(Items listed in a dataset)
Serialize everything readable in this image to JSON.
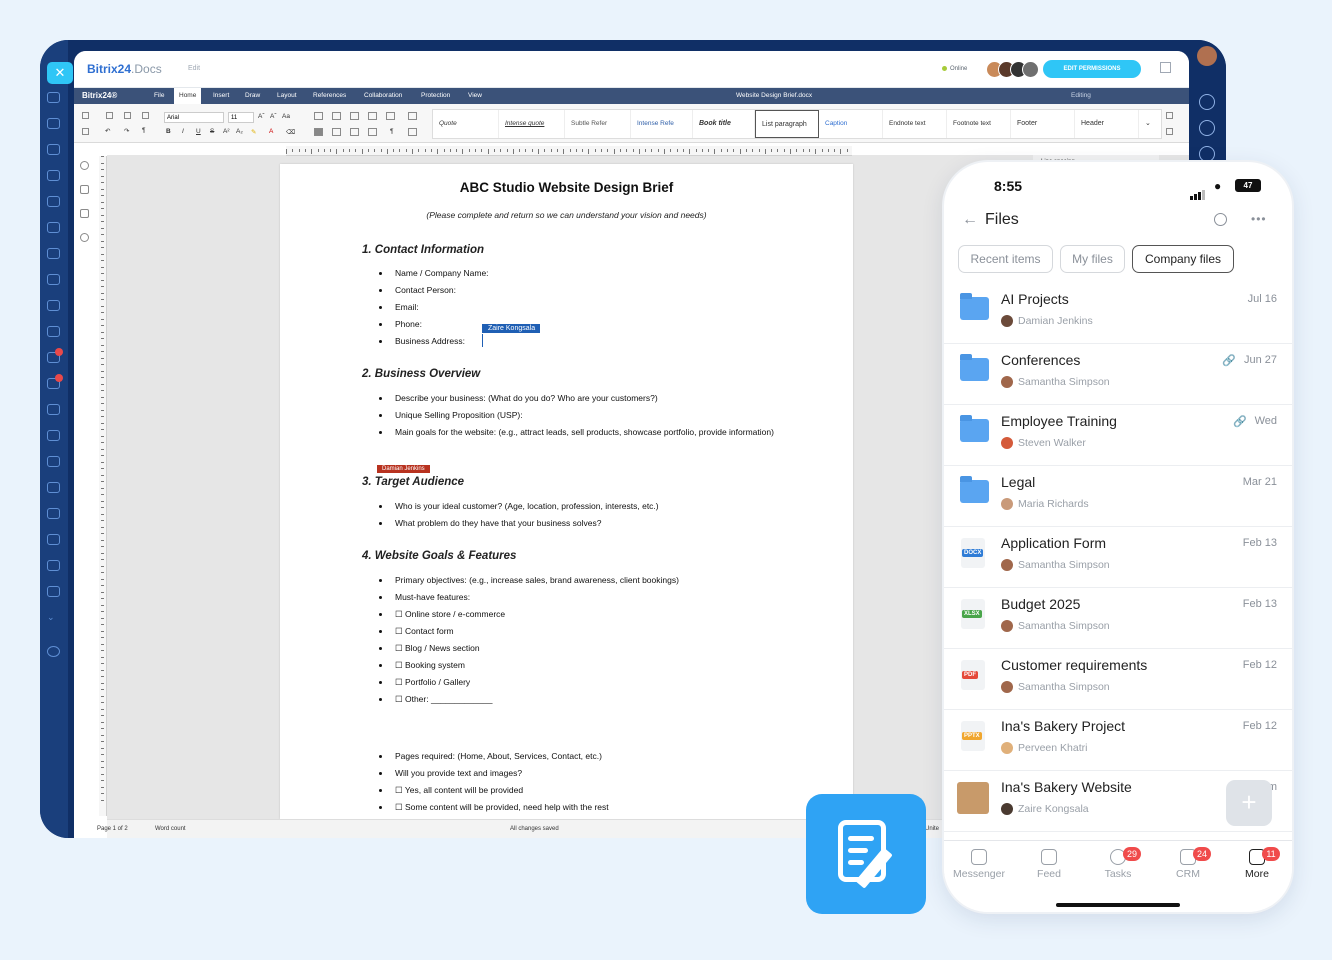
{
  "app": {
    "logo": "Bitrix24",
    "logo_suffix": ".Docs",
    "mode": "Edit",
    "online": "Online",
    "edit_permissions": "EDIT PERMISSIONS"
  },
  "menu": {
    "brand": "Bitrix24®",
    "items": [
      "File",
      "Home",
      "Insert",
      "Draw",
      "Layout",
      "References",
      "Collaboration",
      "Protection",
      "View"
    ],
    "active": "Home",
    "doc_name": "Website Design Brief.docx",
    "editing": "Editing"
  },
  "ribbon": {
    "font": "Arial",
    "size": "11",
    "styles": [
      "Quote",
      "Intense quote",
      "Subtle Refer",
      "Intense Refe",
      "Book title",
      "List paragraph",
      "Caption",
      "Endnote text",
      "Footnote text",
      "Footer",
      "Header"
    ],
    "panel_label": "Line spacing"
  },
  "document": {
    "title": "ABC Studio Website Design Brief",
    "subtitle": "(Please complete and return so we can understand your vision and needs)",
    "sections": [
      {
        "heading": "1. Contact Information",
        "items": [
          "Name / Company Name:",
          "Contact Person:",
          "Email:",
          "Phone:",
          "Business Address:"
        ]
      },
      {
        "heading": "2. Business Overview",
        "items": [
          "Describe your business: (What do you do? Who are your customers?)",
          "Unique Selling Proposition (USP):",
          "Main goals for the website: (e.g., attract leads, sell products, showcase portfolio, provide information)"
        ]
      },
      {
        "heading": "3. Target Audience",
        "items": [
          "Who is your ideal customer? (Age, location, profession, interests, etc.)",
          "What problem do they have that your business solves?"
        ]
      },
      {
        "heading": "4. Website Goals & Features",
        "items": [
          "Primary objectives: (e.g., increase sales, brand awareness, client bookings)",
          "Must-have features:",
          "☐ Online store / e-commerce",
          "☐ Contact form",
          "☐ Blog / News section",
          "☐ Booking system",
          "☐ Portfolio / Gallery",
          "☐ Other: _____________"
        ]
      },
      {
        "heading": "",
        "items": [
          "Pages required: (Home, About, Services, Contact, etc.)",
          "Will you provide text and images?",
          "☐ Yes, all content will be provided",
          "☐ Some content will be provided, need help with the rest"
        ]
      }
    ],
    "cursors": [
      {
        "name": "Zaire Kongsala",
        "color": "#1f5fb4"
      },
      {
        "name": "Damian Jenkins",
        "color": "#b8321f"
      }
    ]
  },
  "status": {
    "page": "Page 1 of 2",
    "word_count": "Word count",
    "saved": "All changes saved",
    "lang": "Unite"
  },
  "phone": {
    "time": "8:55",
    "battery": "47",
    "title": "Files",
    "chips": [
      "Recent items",
      "My files",
      "Company files"
    ],
    "selected_chip": "Company files",
    "files": [
      {
        "name": "AI Projects",
        "user": "Damian Jenkins",
        "date": "Jul 16",
        "kind": "folder",
        "shared": false
      },
      {
        "name": "Conferences",
        "user": "Samantha Simpson",
        "date": "Jun 27",
        "kind": "folder",
        "shared": true
      },
      {
        "name": "Employee Training",
        "user": "Steven Walker",
        "date": "Wed",
        "kind": "folder",
        "shared": true
      },
      {
        "name": "Legal",
        "user": "Maria Richards",
        "date": "Mar 21",
        "kind": "folder",
        "shared": false
      },
      {
        "name": "Application Form",
        "user": "Samantha Simpson",
        "date": "Feb 13",
        "kind": "DOCX",
        "color": "#2f7cd6",
        "shared": false
      },
      {
        "name": "Budget 2025",
        "user": "Samantha Simpson",
        "date": "Feb 13",
        "kind": "XLSX",
        "color": "#49a54a",
        "shared": false
      },
      {
        "name": "Customer requirements",
        "user": "Samantha Simpson",
        "date": "Feb 12",
        "kind": "PDF",
        "color": "#e5493a",
        "shared": false
      },
      {
        "name": "Ina's Bakery Project",
        "user": "Perveen Khatri",
        "date": "Feb 12",
        "kind": "PPTX",
        "color": "#f0a62e",
        "shared": false
      },
      {
        "name": "Ina's Bakery Website",
        "user": "Zaire Kongsala",
        "date": "m",
        "kind": "image",
        "shared": false
      }
    ],
    "tabs": [
      {
        "label": "Messenger",
        "badge": ""
      },
      {
        "label": "Feed",
        "badge": ""
      },
      {
        "label": "Tasks",
        "badge": "29"
      },
      {
        "label": "CRM",
        "badge": "24"
      },
      {
        "label": "More",
        "badge": "11"
      }
    ],
    "active_tab": "More"
  },
  "colors": {
    "accent": "#2fc6f6",
    "frame": "#102f66",
    "menubar": "#3b5279",
    "folder": "#5aa5f1"
  }
}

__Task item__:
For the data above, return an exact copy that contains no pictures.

__Result__:
Serialize everything readable in this image to JSON.
{
  "app": {
    "logo": "Bitrix24",
    "logo_suffix": ".Docs",
    "mode": "Edit",
    "online": "Online",
    "edit_permissions": "EDIT PERMISSIONS"
  },
  "menu": {
    "brand": "Bitrix24®",
    "items": [
      "File",
      "Home",
      "Insert",
      "Draw",
      "Layout",
      "References",
      "Collaboration",
      "Protection",
      "View"
    ],
    "active": "Home",
    "doc_name": "Website Design Brief.docx",
    "editing": "Editing"
  },
  "ribbon": {
    "font": "Arial",
    "size": "11",
    "styles": [
      "Quote",
      "Intense quote",
      "Subtle Refer",
      "Intense Refe",
      "Book title",
      "List paragraph",
      "Caption",
      "Endnote text",
      "Footnote text",
      "Footer",
      "Header"
    ],
    "panel_label": "Line spacing"
  },
  "document": {
    "title": "ABC Studio Website Design Brief",
    "subtitle": "(Please complete and return so we can understand your vision and needs)",
    "sections": [
      {
        "heading": "1. Contact Information",
        "items": [
          "Name / Company Name:",
          "Contact Person:",
          "Email:",
          "Phone:",
          "Business Address:"
        ]
      },
      {
        "heading": "2. Business Overview",
        "items": [
          "Describe your business: (What do you do? Who are your customers?)",
          "Unique Selling Proposition (USP):",
          "Main goals for the website: (e.g., attract leads, sell products, showcase portfolio, provide information)"
        ]
      },
      {
        "heading": "3. Target Audience",
        "items": [
          "Who is your ideal customer? (Age, location, profession, interests, etc.)",
          "What problem do they have that your business solves?"
        ]
      },
      {
        "heading": "4. Website Goals & Features",
        "items": [
          "Primary objectives: (e.g., increase sales, brand awareness, client bookings)",
          "Must-have features:",
          "☐ Online store / e-commerce",
          "☐ Contact form",
          "☐ Blog / News section",
          "☐ Booking system",
          "☐ Portfolio / Gallery",
          "☐ Other: _____________"
        ]
      },
      {
        "heading": "",
        "items": [
          "Pages required: (Home, About, Services, Contact, etc.)",
          "Will you provide text and images?",
          "☐ Yes, all content will be provided",
          "☐ Some content will be provided, need help with the rest"
        ]
      }
    ],
    "cursors": [
      {
        "name": "Zaire Kongsala",
        "color": "#1f5fb4"
      },
      {
        "name": "Damian Jenkins",
        "color": "#b8321f"
      }
    ]
  },
  "status": {
    "page": "Page 1 of 2",
    "word_count": "Word count",
    "saved": "All changes saved",
    "lang": "Unite"
  },
  "phone": {
    "time": "8:55",
    "battery": "47",
    "title": "Files",
    "chips": [
      "Recent items",
      "My files",
      "Company files"
    ],
    "selected_chip": "Company files",
    "files": [
      {
        "name": "AI Projects",
        "user": "Damian Jenkins",
        "date": "Jul 16",
        "kind": "folder",
        "shared": false
      },
      {
        "name": "Conferences",
        "user": "Samantha Simpson",
        "date": "Jun 27",
        "kind": "folder",
        "shared": true
      },
      {
        "name": "Employee Training",
        "user": "Steven Walker",
        "date": "Wed",
        "kind": "folder",
        "shared": true
      },
      {
        "name": "Legal",
        "user": "Maria Richards",
        "date": "Mar 21",
        "kind": "folder",
        "shared": false
      },
      {
        "name": "Application Form",
        "user": "Samantha Simpson",
        "date": "Feb 13",
        "kind": "DOCX",
        "color": "#2f7cd6",
        "shared": false
      },
      {
        "name": "Budget 2025",
        "user": "Samantha Simpson",
        "date": "Feb 13",
        "kind": "XLSX",
        "color": "#49a54a",
        "shared": false
      },
      {
        "name": "Customer requirements",
        "user": "Samantha Simpson",
        "date": "Feb 12",
        "kind": "PDF",
        "color": "#e5493a",
        "shared": false
      },
      {
        "name": "Ina's Bakery Project",
        "user": "Perveen Khatri",
        "date": "Feb 12",
        "kind": "PPTX",
        "color": "#f0a62e",
        "shared": false
      },
      {
        "name": "Ina's Bakery Website",
        "user": "Zaire Kongsala",
        "date": "m",
        "kind": "image",
        "shared": false
      }
    ],
    "tabs": [
      {
        "label": "Messenger",
        "badge": ""
      },
      {
        "label": "Feed",
        "badge": ""
      },
      {
        "label": "Tasks",
        "badge": "29"
      },
      {
        "label": "CRM",
        "badge": "24"
      },
      {
        "label": "More",
        "badge": "11"
      }
    ],
    "active_tab": "More"
  },
  "colors": {
    "accent": "#2fc6f6",
    "frame": "#102f66",
    "menubar": "#3b5279",
    "folder": "#5aa5f1"
  }
}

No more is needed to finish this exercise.